  100. Pighin JA, Zheng H, Balakshin LJ, Goodman IP, Western TL, Jetter R, Kunst L, Samuels AL: Plant cuticular lipid export requires an ABC transporter.

    Science 2004, 306:702-704. OpenURL

  101. Paw owski TA: Proteomic approach to analyze dormancy breaking of tree seeds.

    Plant Mol Biol 2010, 73:15-25. OpenURL

  102. Hopkins M, Lampi Y, Wang T, Liu Z, Thompson J: Eukaryotic translation initiation factor 5A is involved in pathogen-induced cell death and development of disease symptoms in Arabidopsis.

    Plant Physiol 2008, 148:479-489. OpenURL

  103. Feng H, Chen Q, Feng J, Zhang J, Yang X, Zuo J: Functional characterization of the Arabidopsis eukaryotic translation initiation factor 5A-2 that plays a crucial role in plant growth and development by regulating cell division, cell growth, and cell death.

    Plant Physiol 2007, 144:1531-1545. OpenURL

  104. Lebska M, Ciesielski A, Szymona L, Godecka L, Lewandowska-Gnatowska E, Szczegielniak J, Muszyńska G: Phosphorylation of Maize Eukaryotic Translation Initiation Factor 5A (eIF5A) by Casein Kinase 2.

    J Biol Chem 2010, 285:6217-6226. OpenURL

  105. Greganova E, Heller M, Bütikofer P: A Structural Domain Mediates Attachment of Ethanolamine Phosphoglycerol to Eukaryotic Elongation Factor 1A in Trypanosoma brucei.

    PLoS ONE 2010, 5:e9486. OpenURL
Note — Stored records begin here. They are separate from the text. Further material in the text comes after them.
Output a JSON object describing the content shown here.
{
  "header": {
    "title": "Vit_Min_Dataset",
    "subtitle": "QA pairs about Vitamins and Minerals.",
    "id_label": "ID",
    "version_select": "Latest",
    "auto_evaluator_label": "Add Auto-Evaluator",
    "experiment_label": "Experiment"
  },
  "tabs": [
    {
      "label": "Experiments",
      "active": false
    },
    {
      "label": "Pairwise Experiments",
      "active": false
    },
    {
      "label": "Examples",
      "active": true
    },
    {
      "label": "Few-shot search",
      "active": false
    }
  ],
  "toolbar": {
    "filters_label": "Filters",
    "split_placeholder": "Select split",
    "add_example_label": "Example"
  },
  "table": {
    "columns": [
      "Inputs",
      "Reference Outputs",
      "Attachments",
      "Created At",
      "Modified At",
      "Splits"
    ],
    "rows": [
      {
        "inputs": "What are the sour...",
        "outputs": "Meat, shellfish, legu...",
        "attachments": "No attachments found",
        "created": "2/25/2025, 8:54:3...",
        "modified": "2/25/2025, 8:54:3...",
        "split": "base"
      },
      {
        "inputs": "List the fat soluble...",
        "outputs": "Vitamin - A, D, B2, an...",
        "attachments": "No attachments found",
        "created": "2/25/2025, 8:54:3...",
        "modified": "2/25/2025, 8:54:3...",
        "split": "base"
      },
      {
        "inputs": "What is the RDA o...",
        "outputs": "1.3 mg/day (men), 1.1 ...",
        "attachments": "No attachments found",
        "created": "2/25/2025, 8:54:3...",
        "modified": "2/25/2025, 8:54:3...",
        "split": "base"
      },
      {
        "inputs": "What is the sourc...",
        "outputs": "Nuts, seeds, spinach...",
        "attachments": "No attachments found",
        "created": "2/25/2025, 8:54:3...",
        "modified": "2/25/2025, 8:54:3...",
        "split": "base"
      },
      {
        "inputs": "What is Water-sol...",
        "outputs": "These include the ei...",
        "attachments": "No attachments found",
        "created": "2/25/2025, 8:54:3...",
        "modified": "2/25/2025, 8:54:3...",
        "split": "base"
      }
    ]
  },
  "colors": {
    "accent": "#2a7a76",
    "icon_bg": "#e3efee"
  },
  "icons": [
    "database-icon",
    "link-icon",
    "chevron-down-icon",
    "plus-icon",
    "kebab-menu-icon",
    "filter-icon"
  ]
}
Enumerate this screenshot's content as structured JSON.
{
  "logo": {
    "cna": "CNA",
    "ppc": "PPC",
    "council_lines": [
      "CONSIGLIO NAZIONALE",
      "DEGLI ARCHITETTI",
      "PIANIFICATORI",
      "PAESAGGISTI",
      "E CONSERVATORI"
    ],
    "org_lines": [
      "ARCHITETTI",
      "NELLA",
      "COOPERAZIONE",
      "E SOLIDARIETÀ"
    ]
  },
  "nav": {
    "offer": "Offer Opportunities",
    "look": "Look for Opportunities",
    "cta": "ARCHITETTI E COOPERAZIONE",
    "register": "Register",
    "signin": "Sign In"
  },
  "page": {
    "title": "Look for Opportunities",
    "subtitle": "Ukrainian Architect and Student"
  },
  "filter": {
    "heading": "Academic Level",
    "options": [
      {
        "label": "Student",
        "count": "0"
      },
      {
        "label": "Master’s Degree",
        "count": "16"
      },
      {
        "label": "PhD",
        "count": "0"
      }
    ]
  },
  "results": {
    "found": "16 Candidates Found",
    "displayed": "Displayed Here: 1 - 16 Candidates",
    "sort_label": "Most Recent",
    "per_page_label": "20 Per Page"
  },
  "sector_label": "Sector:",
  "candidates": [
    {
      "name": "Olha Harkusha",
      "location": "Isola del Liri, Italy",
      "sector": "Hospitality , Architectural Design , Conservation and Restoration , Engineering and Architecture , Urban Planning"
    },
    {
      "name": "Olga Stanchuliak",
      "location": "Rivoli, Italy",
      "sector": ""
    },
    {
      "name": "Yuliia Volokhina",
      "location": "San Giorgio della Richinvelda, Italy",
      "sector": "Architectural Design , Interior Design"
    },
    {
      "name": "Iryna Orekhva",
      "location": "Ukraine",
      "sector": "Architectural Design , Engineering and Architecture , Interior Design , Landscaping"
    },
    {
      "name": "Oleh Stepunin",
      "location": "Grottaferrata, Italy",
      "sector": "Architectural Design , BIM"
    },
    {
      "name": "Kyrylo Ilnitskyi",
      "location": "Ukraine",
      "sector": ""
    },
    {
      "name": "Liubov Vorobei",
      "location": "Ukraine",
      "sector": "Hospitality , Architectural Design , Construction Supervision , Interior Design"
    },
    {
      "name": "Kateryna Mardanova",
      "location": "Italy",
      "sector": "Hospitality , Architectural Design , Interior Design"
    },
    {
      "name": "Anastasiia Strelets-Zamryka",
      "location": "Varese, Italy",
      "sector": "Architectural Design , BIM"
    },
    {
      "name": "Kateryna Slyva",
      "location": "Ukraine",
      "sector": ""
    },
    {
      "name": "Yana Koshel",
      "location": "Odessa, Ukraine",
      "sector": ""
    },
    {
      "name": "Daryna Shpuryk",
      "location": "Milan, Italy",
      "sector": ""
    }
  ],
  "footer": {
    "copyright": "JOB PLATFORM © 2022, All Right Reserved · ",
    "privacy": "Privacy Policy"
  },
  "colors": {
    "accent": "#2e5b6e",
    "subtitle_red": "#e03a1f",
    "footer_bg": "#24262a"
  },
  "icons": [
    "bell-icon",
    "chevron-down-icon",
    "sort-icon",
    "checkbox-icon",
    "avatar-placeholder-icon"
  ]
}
  106. Gross S, Kinzy T: Translation elongation factor 1A is essential for regulation of the actin cytoskeleton and cell morphology.

    Nat Struct Mol Biol 2005, 12:772-778. OpenURL

  107. Peters H, Chang Y, Traugh J: Phosphorylation of elongation factor 1 (EF-1) by protein kinase C stimulates GDP/GTP-exchange activity.

    Eur J Biochem 2004, 234:550-556. OpenURL

  108. Rinalducci S, Larsen M, Mohammed S, Zolla L: Novel protein phosphorylation site identification in spinach stroma membranes by titanium dioxide microcolumns and tandem mass spectrometry.

    J Proteome Res 2006, 5:973-982. OpenURL

  109. Klimmek F, Sjodin A, Noutsos C, Leister D, Jansson S: Abundantly and rarely expressed Lhc protein genes exhibit distinct regulation patterns in plants.

    Plant Physiol 2006, 140:793-804. OpenURL

  110. Hansson M, Vener A: Identification of three previously unknown in vivo protein phosphorylation sites in thylakoid membranes of Arabidopsis thaliana.

    Mol Cell Proteomics 2003, 2:550-559. OpenURL

  111. Link AJ, Eng J, Schieltz DM, Carmack E, Mize GJ, Morris DR, Garvik BM, Yates JR: Direct analysis of protein complexes using mass spectrometry.

    Nat Biotechnol 1999, 17:676-682. OpenURL

  112. Washburn MP, Wolters D, Yates JR: Large-scale analysis of the yeast proteome by multidimensional protein identification technology.

    Nat Biotechnol 2001, 19:242-247. OpenURL

  113. Crooks G, Hon G, Chandonia J, Brenner S: WebLogo: a sequence logo generator.

    Genome Res 2004, 14:1188-1190. OpenURL